Fatty acid synthesis is crucial in supporting the survival and proliferation of multiple forms of cancer. The high metabolic demands of fatty acid synthesis are regulated by the AMP-activated kinase and activity of the fatty acid synthase enzyme. In this study, the roles of these enzymes in diffuse large B-cell lymphoma (DLBCL) were investigated by genetic knock-down and pharmacological activation of AMP-activated kinase by metformin, and selective inhibition of fatty acid synthase using the novel drug Fasnall. We observed distinct heterogeneity and adaptive plasticity of lipid metabolism in a panel of DLBCL cell lines and demonstrate the therapeutic potential of inhibiting fatty acid synthesis in a subset of DLBCL cells. The translational relevance of these in vitro data is supported by the strong correlation between AMP-activated protein kinase expression in primary DLBCL samples and disease relapse. Inhibition of fatty acid synthase with Fasnall may represent a therapeutic option for DLBCL that preferentially subverts to de novo fatty acid synthesis.

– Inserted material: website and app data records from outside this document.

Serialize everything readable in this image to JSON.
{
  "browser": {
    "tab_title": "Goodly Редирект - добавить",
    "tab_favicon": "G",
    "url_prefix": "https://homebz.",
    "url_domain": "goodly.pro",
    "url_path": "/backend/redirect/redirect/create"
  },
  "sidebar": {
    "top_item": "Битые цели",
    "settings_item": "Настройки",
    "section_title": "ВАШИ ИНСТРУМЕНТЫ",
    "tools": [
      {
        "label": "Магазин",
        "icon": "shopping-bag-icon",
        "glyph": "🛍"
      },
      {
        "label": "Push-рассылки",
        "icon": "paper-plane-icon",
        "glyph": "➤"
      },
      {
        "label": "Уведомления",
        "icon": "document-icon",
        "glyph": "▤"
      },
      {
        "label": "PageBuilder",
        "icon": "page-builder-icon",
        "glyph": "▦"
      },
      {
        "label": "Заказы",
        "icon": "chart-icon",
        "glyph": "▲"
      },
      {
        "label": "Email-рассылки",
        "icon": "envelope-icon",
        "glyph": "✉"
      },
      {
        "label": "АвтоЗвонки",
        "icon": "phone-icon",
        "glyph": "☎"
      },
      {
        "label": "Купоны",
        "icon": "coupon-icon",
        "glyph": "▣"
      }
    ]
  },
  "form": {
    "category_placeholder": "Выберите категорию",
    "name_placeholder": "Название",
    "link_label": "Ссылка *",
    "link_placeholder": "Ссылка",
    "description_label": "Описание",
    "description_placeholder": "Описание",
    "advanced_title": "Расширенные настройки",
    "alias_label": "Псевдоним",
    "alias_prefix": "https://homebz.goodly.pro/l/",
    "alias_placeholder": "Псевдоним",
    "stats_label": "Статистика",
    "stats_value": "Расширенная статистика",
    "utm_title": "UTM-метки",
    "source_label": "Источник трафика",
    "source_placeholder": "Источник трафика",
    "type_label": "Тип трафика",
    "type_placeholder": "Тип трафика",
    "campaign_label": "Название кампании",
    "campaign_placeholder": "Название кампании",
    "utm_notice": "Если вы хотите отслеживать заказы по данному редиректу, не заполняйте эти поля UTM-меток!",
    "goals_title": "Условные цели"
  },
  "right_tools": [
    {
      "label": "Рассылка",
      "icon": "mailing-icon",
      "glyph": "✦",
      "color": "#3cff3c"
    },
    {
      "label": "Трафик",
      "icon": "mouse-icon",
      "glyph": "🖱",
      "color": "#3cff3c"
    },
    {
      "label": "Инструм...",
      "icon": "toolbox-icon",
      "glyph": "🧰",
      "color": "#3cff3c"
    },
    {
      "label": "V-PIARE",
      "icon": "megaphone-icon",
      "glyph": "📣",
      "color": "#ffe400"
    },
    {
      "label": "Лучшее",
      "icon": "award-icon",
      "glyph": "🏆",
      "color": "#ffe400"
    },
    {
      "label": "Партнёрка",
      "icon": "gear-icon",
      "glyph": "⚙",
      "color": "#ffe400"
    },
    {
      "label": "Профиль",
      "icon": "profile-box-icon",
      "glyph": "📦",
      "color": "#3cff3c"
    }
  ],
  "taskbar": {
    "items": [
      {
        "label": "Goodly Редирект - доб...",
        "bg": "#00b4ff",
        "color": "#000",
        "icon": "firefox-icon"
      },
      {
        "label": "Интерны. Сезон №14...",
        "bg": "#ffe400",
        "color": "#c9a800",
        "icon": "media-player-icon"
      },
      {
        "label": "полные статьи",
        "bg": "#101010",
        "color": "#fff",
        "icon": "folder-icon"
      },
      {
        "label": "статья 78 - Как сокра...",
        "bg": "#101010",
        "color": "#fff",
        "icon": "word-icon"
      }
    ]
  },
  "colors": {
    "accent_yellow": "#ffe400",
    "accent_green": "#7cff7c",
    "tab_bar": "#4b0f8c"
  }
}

- Adenosine Monophosphate Apoptosis Cell Line, Tumor Cell Survival Fatty Acid Synthases/genetics Humans *Lymphoma, Large B-Cell, Diffuse/drug therapy/genetics *Pharmaceutical Preparations Protein Kinases *Lymphoma and Non-Hodgkin disease *cell cycle and apoptosis changes *metabolism *pharmacotherapeutics
- cell cycle and apoptosis changes
- Lymphoma and Non-Hodgkin disease